  2. This was charming. It made me think of the charming pictures of Paris grouped by colour by Nichole Roberts (Little Brown Pen) and her book Paris in Color. Do you know her work?

  3. Teepee12 says:

    Almost like being there. Thank you!

  4. Lynn says:

    This is so great — you were literally right in front of my house (I live in between the last photo and the blue library). I LOVE my neighborhood (my husband has lived there for 12+ years and insists it’s like a village). I sincerely hope that the huge development around the new MLK park (35,000 new residents by 2015 if I remember correctly) doesn’t change the feel of our ‘village’. Glad you enjoyed it!

  5. Kiki says:

    this looks and sounds lovely indeed. not living in Paris but at 30km we are not familiar with much and certainly are happy to rely on blogs like this – I’m happy for Lynn too – sounds truly like a village in a village!

  6. Richard Ewen says:

    Sounds like a very nice place to put on my list of walks in Paris, which we sometimes have time for and sometimes don’t. If I follow the following route would I be close to your wanderings or should it include a wider path? We could also divert through the Cimetiére de Montmartre.
    Starting in the Square be Batignolles, walk along rue des Lacroix to Avenue de Clichy. Then northeast then east to Plc de Clichy, south along Blvd des Batignolles, right turn back to Square via rue des Batignolles.

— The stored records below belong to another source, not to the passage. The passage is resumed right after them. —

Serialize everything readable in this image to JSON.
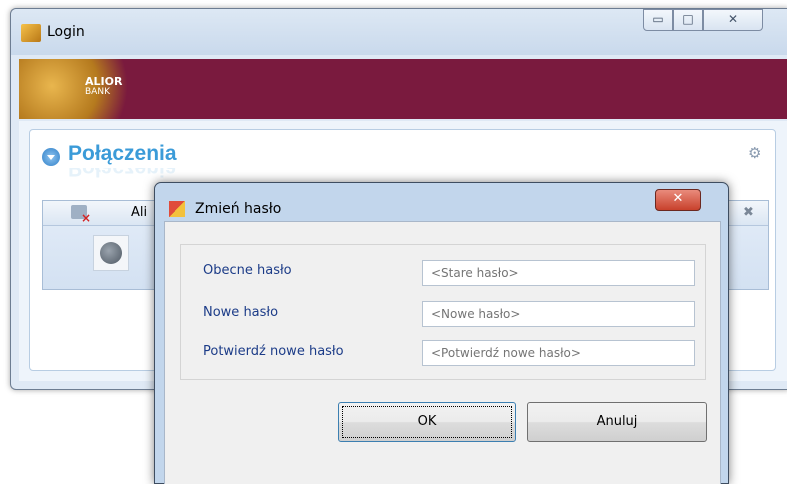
{
  "window": {
    "title": "Login"
  },
  "banner": {
    "logo_line1": "ALIOR",
    "logo_line2": "BANK"
  },
  "section": {
    "title": "Połączenia"
  },
  "connection": {
    "name": "Ali"
  },
  "dialog": {
    "title": "Zmień hasło",
    "fields": [
      {
        "label": "Obecne hasło",
        "placeholder": "<Stare hasło>"
      },
      {
        "label": "Nowe hasło",
        "placeholder": "<Nowe hasło>"
      },
      {
        "label": "Potwierdź nowe hasło",
        "placeholder": "<Potwierdź nowe hasło>"
      }
    ],
    "ok_label": "OK",
    "cancel_label": "Anuluj"
  },
  "icons": [
    "app-icon",
    "minimize-icon",
    "maximize-icon",
    "close-icon",
    "settings-gear-icon",
    "disconnected-icon",
    "globe-icon",
    "dialog-app-icon",
    "dialog-close-icon"
  ],
  "colors": {
    "banner": "#7a1a3e",
    "section_title": "#3b9bd8",
    "label": "#1c3c88",
    "dialog_frame": "#c2d6ec"
  }
}
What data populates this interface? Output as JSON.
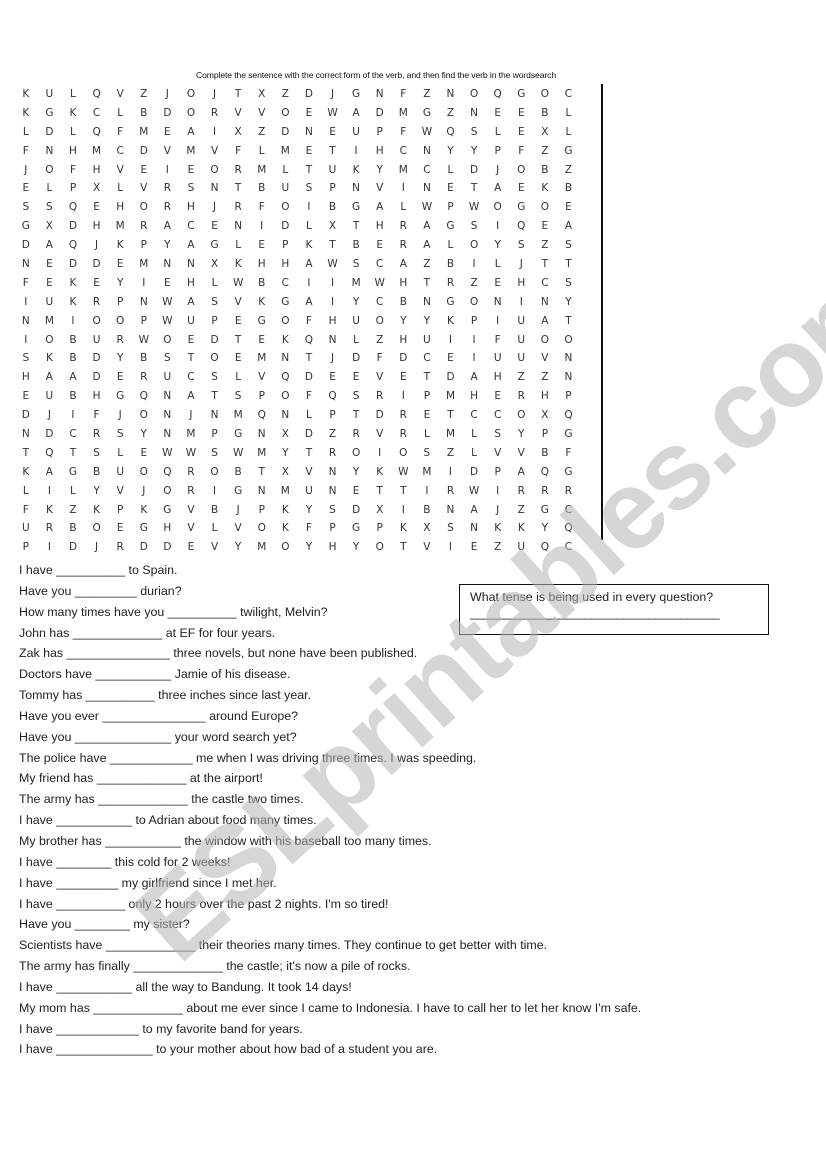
{
  "instructions": "Complete the sentence with the correct form of the verb, and then find the verb in the wordsearch",
  "wordsearch": {
    "rows": [
      "KULQVZJOJTXZDJGNFZNOQGOCL",
      "KGKCLBDORVVOEWADMGZNEEBLS",
      "LDLQFMEAIXZDNEUPFWQSLEXLG",
      "FNHMCDVMVFLMETIHCNYYPFZGP",
      "JOFHVEIEORMLTUKYMCLDJOBZC",
      "ELPXLVRSNTBUSPNVINETAEKBM",
      "SSQEHORHJRFOIBGALWPWOGOEK",
      "GXDHMRACENIDLXTHRAGSIQEAN",
      "DAQJKPYAGLEPKTBERALOYSZSO",
      "NEDDEMNNXKHHAWSCAZBILJTTP",
      "FEKEYIEHLWBCIIMWHTRZEHCSF",
      "IUKRPNWASVKGAIYCBNGONINYW",
      "NMIOOPWUPEGOFHUOYYKPIUATN",
      "IOBURWOEDTEKQNLZHUIIFUOOO",
      "SKBDYBSTOEMNTJDFDCEIUUVNS",
      "HAADERUCSLVQDEEVETDAHZZNH",
      "EUBHGQNATSPOFQSRIPMHERHPW",
      "DJIFJONJNMQNLPTDRETCCOXQD",
      "NDCRSYNMPGNXDZRVRLMLSYPGI",
      "TQTSLEWWSWMYTROIOSZLVVBFX",
      "KAGBUOQROBTXVNYKWMIDPAQGW",
      "LILYVJORIGNMUNETTIRWIRRRP",
      "FKZKPKGVBJPKYSDXIBNAJZGCT",
      "URBOEGHVLVOKFPGPKXSNKKYQB",
      "PIDJRDDEVYMOYHYOTVIEZUQCK"
    ]
  },
  "sentences": [
    "I have __________ to Spain.",
    "Have you _________ durian?",
    "How many times have you __________ twilight, Melvin?",
    "John has _____________ at EF for four years.",
    "Zak has _______________ three novels, but none have been published.",
    "Doctors have ___________ Jamie of his disease.",
    "Tommy has __________ three inches since last year.",
    "Have you ever _______________ around Europe?",
    "Have you ______________ your word search yet?",
    "The police have ____________ me when I was driving three times. I was speeding.",
    "My friend has _____________ at the airport!",
    "The army has _____________ the castle two times.",
    "I have ___________ to Adrian about food many times.",
    "My brother has ___________ the window with his baseball too many times.",
    "I have ________ this cold for 2 weeks!",
    "I have _________ my girlfriend since I met her.",
    "I have __________ only 2 hours over the past 2 nights. I'm so tired!",
    "Have you ________ my sister?",
    "Scientists have _____________ their theories many times. They continue to get better with time.",
    "The army has finally _____________ the castle; it's now a pile of rocks.",
    "I have ___________ all the way to Bandung. It took 14 days!",
    "My mom has _____________ about me ever since I came to Indonesia. I have to call her to let her know I'm safe.",
    "I have ____________ to my favorite band for years.",
    "I have ______________ to your mother about how bad of a student you are."
  ],
  "question_box": {
    "question": "What tense is being used in every question?",
    "answer_line": "_______________________________________"
  },
  "watermark": "ESLprintables.com"
}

    • That would take you around the periphery of the area, but you also want to wander along rue des Dames, rue de la Condamine, rue des Moines, and other cross streets. We also walked through the Cite des Fleurs, which is a private street off the avenue de Clichy, but open to pedestrians. Next time we plan to explore the area north of La Fourche, between avenue de Clichy and avenue de Saint-Ouen. What we saw of the area looked very interesting.

  7. vagabonde says:

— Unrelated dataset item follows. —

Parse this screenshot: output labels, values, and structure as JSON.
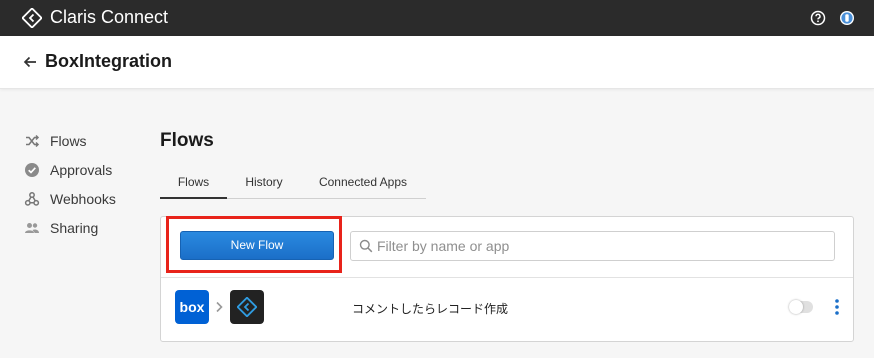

    It’s funny I was brought up pretty close near Montmartre but never went to the Batignolles – I guess people stay in their quartier. I’ll go there next time. As you say, if Manet came back he might be able to recognize the area. In the US though, cities change so much, it’s hard to find familiar places after several years – they call it progress.

    • It’s true that people stay in their quartier. I was born and brought up in Toronto and now live in part of the city I never visited as a child. As for progress, well, the Clichy-Batignolles development is making that part of the city unrecognizable (like the Front de Seine and the area around the Gare Montparnasse), but there are pockets that have not been visited by 20th century “progress.” Every city needs a bit of both. I’m sure Manet’s contemporaries grumbled about the changes they saw in their own lifetimes!


  8. samdemparis says:

    If you want to read about a new building in the new headquarter of the Batignolles, look after my blog :, in french 😉

Comments are closed.